### WORK TO BE COMPLETED:
Each entry should be set down again verbatim, with the images omitted.

### INFORMATION SUPPLIED:
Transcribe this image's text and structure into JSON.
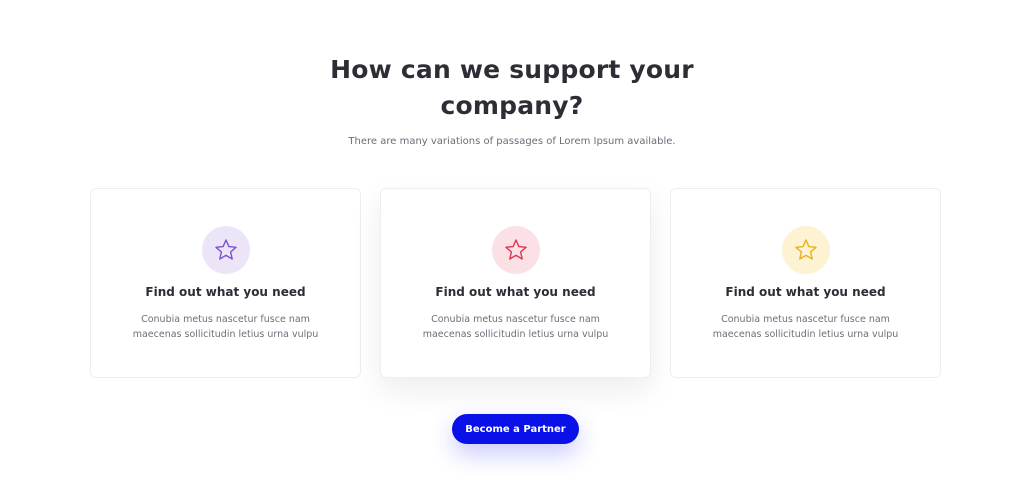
{
  "section": {
    "heading_line1": "How can we support your",
    "heading_line2": "company?",
    "subtitle": "There are many variations of passages of Lorem Ipsum available."
  },
  "cards": [
    {
      "title": "Find out what you need",
      "text_line1": "Conubia metus nascetur fusce nam",
      "text_line2": "maecenas sollicitudin letius urna vulpu",
      "icon": "star-icon",
      "icon_color": "#7b4fd6",
      "icon_bg": "#ece5f8"
    },
    {
      "title": "Find out what you need",
      "text_line1": "Conubia metus nascetur fusce nam",
      "text_line2": "maecenas sollicitudin letius urna vulpu",
      "icon": "star-icon",
      "icon_color": "#e0344f",
      "icon_bg": "#fbe1e5"
    },
    {
      "title": "Find out what you need",
      "text_line1": "Conubia metus nascetur fusce nam",
      "text_line2": "maecenas sollicitudin letius urna vulpu",
      "icon": "star-icon",
      "icon_color": "#e8b21c",
      "icon_bg": "#fdf2d2"
    }
  ],
  "cta": {
    "label": "Become a Partner",
    "color": "#0a10e8"
  }
}
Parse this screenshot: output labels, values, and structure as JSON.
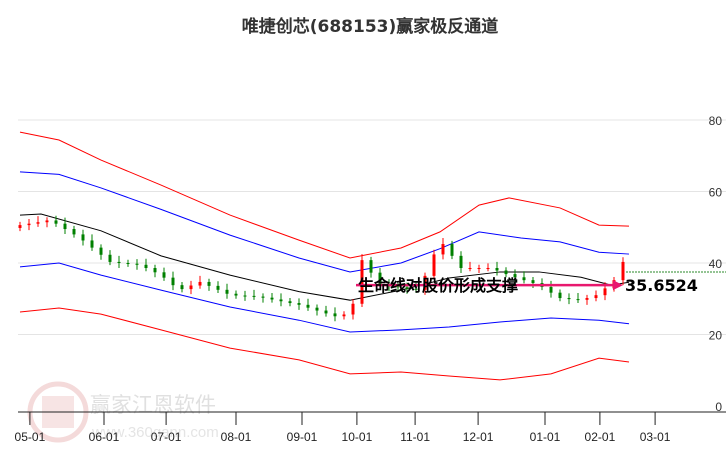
{
  "chart_data": {
    "type": "candlestick-with-bands",
    "title": "唯捷创芯(688153)赢家极反通道",
    "ylim": [
      0,
      80
    ],
    "yticks": [
      0,
      20,
      40,
      60,
      80
    ],
    "x_unit": "trading-day index",
    "xlim": [
      0,
      237
    ],
    "xticks": [
      {
        "label": "05-01",
        "x": 3.3
      },
      {
        "label": "06-01",
        "x": 28
      },
      {
        "label": "07-01",
        "x": 48.7
      },
      {
        "label": "08-01",
        "x": 72
      },
      {
        "label": "09-01",
        "x": 94
      },
      {
        "label": "10-01",
        "x": 112.3
      },
      {
        "label": "11-01",
        "x": 131.7
      },
      {
        "label": "12-01",
        "x": 152.7
      },
      {
        "label": "01-01",
        "x": 175
      },
      {
        "label": "02-01",
        "x": 193.3
      },
      {
        "label": "03-01",
        "x": 211.7
      }
    ],
    "closes_step": 3,
    "closes": [
      50.6,
      51.0,
      51.4,
      51.9,
      51.0,
      49.5,
      48.0,
      46.3,
      44.3,
      42.3,
      40.3,
      40.0,
      39.8,
      39.5,
      38.6,
      37.4,
      35.9,
      33.8,
      32.7,
      33.7,
      34.7,
      33.6,
      32.5,
      31.4,
      30.9,
      30.8,
      30.6,
      30.3,
      29.8,
      29.3,
      28.8,
      28.3,
      27.5,
      26.7,
      25.9,
      25.1,
      25.6,
      28.6,
      40.8,
      37.3,
      33.8,
      33.5,
      33.2,
      32.8,
      32.5,
      36.4,
      42.4,
      45.3,
      42.0,
      38.6,
      38.6,
      38.6,
      38.6,
      37.9,
      36.9,
      36.0,
      35.2,
      34.4,
      33.3,
      31.7,
      30.2,
      29.9,
      29.7,
      30.2,
      31.0,
      32.9,
      35.2,
      40.3
    ],
    "series": [
      {
        "name": "red-upper",
        "color": "#ff0000",
        "x": [
          0,
          13,
          27,
          47,
          70,
          93,
          110,
          127,
          140,
          153,
          163,
          180,
          193,
          203
        ],
        "values": [
          76.6,
          74.4,
          68.8,
          61.8,
          53.4,
          46.4,
          41.4,
          44.2,
          48.7,
          56.2,
          58.2,
          55.4,
          50.6,
          50.3
        ]
      },
      {
        "name": "blue-upper",
        "color": "#0000ff",
        "x": [
          0,
          13,
          27,
          47,
          70,
          93,
          110,
          127,
          140,
          153,
          167,
          180,
          193,
          203
        ],
        "values": [
          65.5,
          64.8,
          61,
          55,
          47.8,
          41.4,
          37.5,
          40,
          44,
          48.7,
          47,
          45.9,
          43,
          42.5
        ]
      },
      {
        "name": "lifeline",
        "color": "#000000",
        "x": [
          0,
          7,
          27,
          47,
          70,
          93,
          110,
          127,
          143,
          160,
          173,
          187,
          197,
          203
        ],
        "values": [
          53.4,
          53.7,
          49,
          42,
          36.6,
          32,
          29.6,
          32.4,
          35.8,
          37.5,
          37.5,
          36,
          33.8,
          34.6
        ]
      },
      {
        "name": "blue-lower",
        "color": "#0000ff",
        "x": [
          0,
          13,
          27,
          47,
          70,
          93,
          110,
          127,
          143,
          160,
          177,
          193,
          203
        ],
        "values": [
          38.9,
          40,
          36.6,
          32.4,
          27.7,
          24,
          20.7,
          21.3,
          22.1,
          23.5,
          24.6,
          24,
          23
        ]
      },
      {
        "name": "red-lower",
        "color": "#ff0000",
        "x": [
          0,
          13,
          27,
          47,
          70,
          93,
          110,
          127,
          143,
          160,
          177,
          193,
          203
        ],
        "values": [
          26.3,
          27.4,
          25.7,
          21.3,
          16.2,
          12.9,
          9,
          9.5,
          8.4,
          7.3,
          9,
          13.4,
          12.3
        ]
      }
    ],
    "last_price_line": 37.5,
    "annotation": {
      "text": "生命线对股价形成支撑",
      "value_label": "35.6524",
      "value": 33.8,
      "x_from": 112,
      "x_to": 201,
      "color": "#e8186e"
    }
  },
  "watermark": {
    "logo_chars": "江赢恩家",
    "name": "赢家江恩软件",
    "url": "www.360gann.com"
  }
}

### OUTPUT FOR THIS TASK:
Transcribe this image's text and structure into JSON.
{
  "section": {
    "heading_line1": "How can we support your",
    "heading_line2": "company?",
    "subtitle": "There are many variations of passages of Lorem Ipsum available."
  },
  "cards": [
    {
      "title": "Find out what you need",
      "text_line1": "Conubia metus nascetur fusce nam",
      "text_line2": "maecenas sollicitudin letius urna vulpu",
      "icon": "star-icon",
      "icon_color": "#7b4fd6",
      "icon_bg": "#ece5f8"
    },
    {
      "title": "Find out what you need",
      "text_line1": "Conubia metus nascetur fusce nam",
      "text_line2": "maecenas sollicitudin letius urna vulpu",
      "icon": "star-icon",
      "icon_color": "#e0344f",
      "icon_bg": "#fbe1e5"
    },
    {
      "title": "Find out what you need",
      "text_line1": "Conubia metus nascetur fusce nam",
      "text_line2": "maecenas sollicitudin letius urna vulpu",
      "icon": "star-icon",
      "icon_color": "#e8b21c",
      "icon_bg": "#fdf2d2"
    }
  ],
  "cta": {
    "label": "Become a Partner",
    "color": "#0a10e8"
  }
}
Parse this screenshot: output labels, values, and structure as JSON.
{
  "chart_data": {
    "type": "candlestick-with-bands",
    "title": "唯捷创芯(688153)赢家极反通道",
    "ylim": [
      0,
      80
    ],
    "yticks": [
      0,
      20,
      40,
      60,
      80
    ],
    "x_unit": "trading-day index",
    "xlim": [
      0,
      237
    ],
    "xticks": [
      {
        "label": "05-01",
        "x": 3.3
      },
      {
        "label": "06-01",
        "x": 28
      },
      {
        "label": "07-01",
        "x": 48.7
      },
      {
        "label": "08-01",
        "x": 72
      },
      {
        "label": "09-01",
        "x": 94
      },
      {
        "label": "10-01",
        "x": 112.3
      },
      {
        "label": "11-01",
        "x": 131.7
      },
      {
        "label": "12-01",
        "x": 152.7
      },
      {
        "label": "01-01",
        "x": 175
      },
      {
        "label": "02-01",
        "x": 193.3
      },
      {
        "label": "03-01",
        "x": 211.7
      }
    ],
    "closes_step": 3,
    "closes": [
      50.6,
      51.0,
      51.4,
      51.9,
      51.0,
      49.5,
      48.0,
      46.3,
      44.3,
      42.3,
      40.3,
      40.0,
      39.8,
      39.5,
      38.6,
      37.4,
      35.9,
      33.8,
      32.7,
      33.7,
      34.7,
      33.6,
      32.5,
      31.4,
      30.9,
      30.8,
      30.6,
      30.3,
      29.8,
      29.3,
      28.8,
      28.3,
      27.5,
      26.7,
      25.9,
      25.1,
      25.6,
      28.6,
      40.8,
      37.3,
      33.8,
      33.5,
      33.2,
      32.8,
      32.5,
      36.4,
      42.4,
      45.3,
      42.0,
      38.6,
      38.6,
      38.6,
      38.6,
      37.9,
      36.9,
      36.0,
      35.2,
      34.4,
      33.3,
      31.7,
      30.2,
      29.9,
      29.7,
      30.2,
      31.0,
      32.9,
      35.2,
      40.3
    ],
    "series": [
      {
        "name": "red-upper",
        "color": "#ff0000",
        "x": [
          0,
          13,
          27,
          47,
          70,
          93,
          110,
          127,
          140,
          153,
          163,
          180,
          193,
          203
        ],
        "values": [
          76.6,
          74.4,
          68.8,
          61.8,
          53.4,
          46.4,
          41.4,
          44.2,
          48.7,
          56.2,
          58.2,
          55.4,
          50.6,
          50.3
        ]
      },
      {
        "name": "blue-upper",
        "color": "#0000ff",
        "x": [
          0,
          13,
          27,
          47,
          70,
          93,
          110,
          127,
          140,
          153,
          167,
          180,
          193,
          203
        ],
        "values": [
          65.5,
          64.8,
          61,
          55,
          47.8,
          41.4,
          37.5,
          40,
          44,
          48.7,
          47,
          45.9,
          43,
          42.5
        ]
      },
      {
        "name": "lifeline",
        "color": "#000000",
        "x": [
          0,
          7,
          27,
          47,
          70,
          93,
          110,
          127,
          143,
          160,
          173,
          187,
          197,
          203
        ],
        "values": [
          53.4,
          53.7,
          49,
          42,
          36.6,
          32,
          29.6,
          32.4,
          35.8,
          37.5,
          37.5,
          36,
          33.8,
          34.6
        ]
      },
      {
        "name": "blue-lower",
        "color": "#0000ff",
        "x": [
          0,
          13,
          27,
          47,
          70,
          93,
          110,
          127,
          143,
          160,
          177,
          193,
          203
        ],
        "values": [
          38.9,
          40,
          36.6,
          32.4,
          27.7,
          24,
          20.7,
          21.3,
          22.1,
          23.5,
          24.6,
          24,
          23
        ]
      },
      {
        "name": "red-lower",
        "color": "#ff0000",
        "x": [
          0,
          13,
          27,
          47,
          70,
          93,
          110,
          127,
          143,
          160,
          177,
          193,
          203
        ],
        "values": [
          26.3,
          27.4,
          25.7,
          21.3,
          16.2,
          12.9,
          9,
          9.5,
          8.4,
          7.3,
          9,
          13.4,
          12.3
        ]
      }
    ],
    "last_price_line": 37.5,
    "annotation": {
      "text": "生命线对股价形成支撑",
      "value_label": "35.6524",
      "value": 33.8,
      "x_from": 112,
      "x_to": 201,
      "color": "#e8186e"
    }
  },
  "watermark": {
    "logo_chars": "江赢恩家",
    "name": "赢家江恩软件",
    "url": "www.360gann.com"
  }
}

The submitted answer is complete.